2011-2012 list of Colorado College students receiving venture grant funding for original research or a creative project.
In early 2007, staff from the University of Minnesota Libraries and the Office of the Vice President for Research began a collaboration to present a workshop covering grant resources. The session introduced faculty, staff, and graduate students to four key databases of external granting opportunities as well as intramural funding sources. We explain the context, development, and implementation of this ongoing, popular workshop; mention extensions of the workshop effort; and hope to inspire fellow librarians to identify and explore routes to broad institutional engagement.
This video highlights the Colorado College Venture Grant experiences of four Colorado College student recipients. The alumni/students, Jacob Weiss '09, Tom Lorenzen '09, Ted Hesser '08, and Zak Randall '09 spoke to their powerful experiences as Colorado College Venture Grant recipients. Victor Nelson-Cisneros, Associate Dean of Colorado College, explains the Colorado College Venture Grant Program and thanks the Keller Family Foundation for their funding of this program.
This video highlights the Colorado College Venture Grant experiences of four Colorado College student recipients. The alumni/students, Kathryn Farrow '92, Karen Friefeld '10, Jamie Apodaca '10, and Thomas Cleary '10 spoke to their powerful experiences as Colorado College Venture Grant recipients. Jeff Keller '91, representing the Keller Family Foundation, shares that this program allows student to craft their own intellectual adventure and develop self-confidence.
2010-2011 list of Colorado College students receiving venture grant funding for original research or a creative project.
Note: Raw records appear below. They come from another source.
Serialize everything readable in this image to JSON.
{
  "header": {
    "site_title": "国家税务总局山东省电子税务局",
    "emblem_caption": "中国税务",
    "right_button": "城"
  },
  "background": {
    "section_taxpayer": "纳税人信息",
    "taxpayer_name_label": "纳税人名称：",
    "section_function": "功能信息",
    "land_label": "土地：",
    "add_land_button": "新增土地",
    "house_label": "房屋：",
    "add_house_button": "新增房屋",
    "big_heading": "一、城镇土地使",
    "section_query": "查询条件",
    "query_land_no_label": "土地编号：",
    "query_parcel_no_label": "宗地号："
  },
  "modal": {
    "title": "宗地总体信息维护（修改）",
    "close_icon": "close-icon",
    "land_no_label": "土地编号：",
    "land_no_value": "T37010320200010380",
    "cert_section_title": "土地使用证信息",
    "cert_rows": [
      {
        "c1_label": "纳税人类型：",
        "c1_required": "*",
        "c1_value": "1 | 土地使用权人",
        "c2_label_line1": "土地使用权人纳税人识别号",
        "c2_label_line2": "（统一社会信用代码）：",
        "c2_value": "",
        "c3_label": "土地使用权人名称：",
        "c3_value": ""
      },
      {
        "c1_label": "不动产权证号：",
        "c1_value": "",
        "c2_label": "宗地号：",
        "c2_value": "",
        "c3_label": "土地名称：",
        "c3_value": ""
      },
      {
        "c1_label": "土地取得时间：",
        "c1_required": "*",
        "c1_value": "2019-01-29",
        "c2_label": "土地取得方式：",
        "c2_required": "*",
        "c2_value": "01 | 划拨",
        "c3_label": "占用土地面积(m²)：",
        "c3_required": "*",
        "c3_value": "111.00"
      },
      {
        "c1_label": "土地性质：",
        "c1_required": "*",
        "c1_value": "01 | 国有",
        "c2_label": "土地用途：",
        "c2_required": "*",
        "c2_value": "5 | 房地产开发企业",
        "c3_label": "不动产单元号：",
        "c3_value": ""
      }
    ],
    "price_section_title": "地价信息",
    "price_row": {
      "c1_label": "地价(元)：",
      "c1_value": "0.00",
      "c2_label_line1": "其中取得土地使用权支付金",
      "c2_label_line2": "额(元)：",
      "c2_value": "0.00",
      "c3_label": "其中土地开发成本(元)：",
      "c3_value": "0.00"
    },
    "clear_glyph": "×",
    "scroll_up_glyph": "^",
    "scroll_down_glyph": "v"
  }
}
This article provides an overview of a collaborative project between the University of Oregon Libraries, Infographics Lab, and an Art History professor to create a virtual research guide, Archaeology and Landscape in the Altai Mountains of Mongolia, and accompanying digital image archives. This project serves a model for preserving humanities data and creates a collaborative strategy for presenting faculty research output in a new media environment. In addition to the typical challenges faced in digital projects, the specialized nature of the content and multiple participants with varied areas of expertise added additional challenges. Equipped with lessons learned, a new model can be created for libraries to support and preserve faculty research.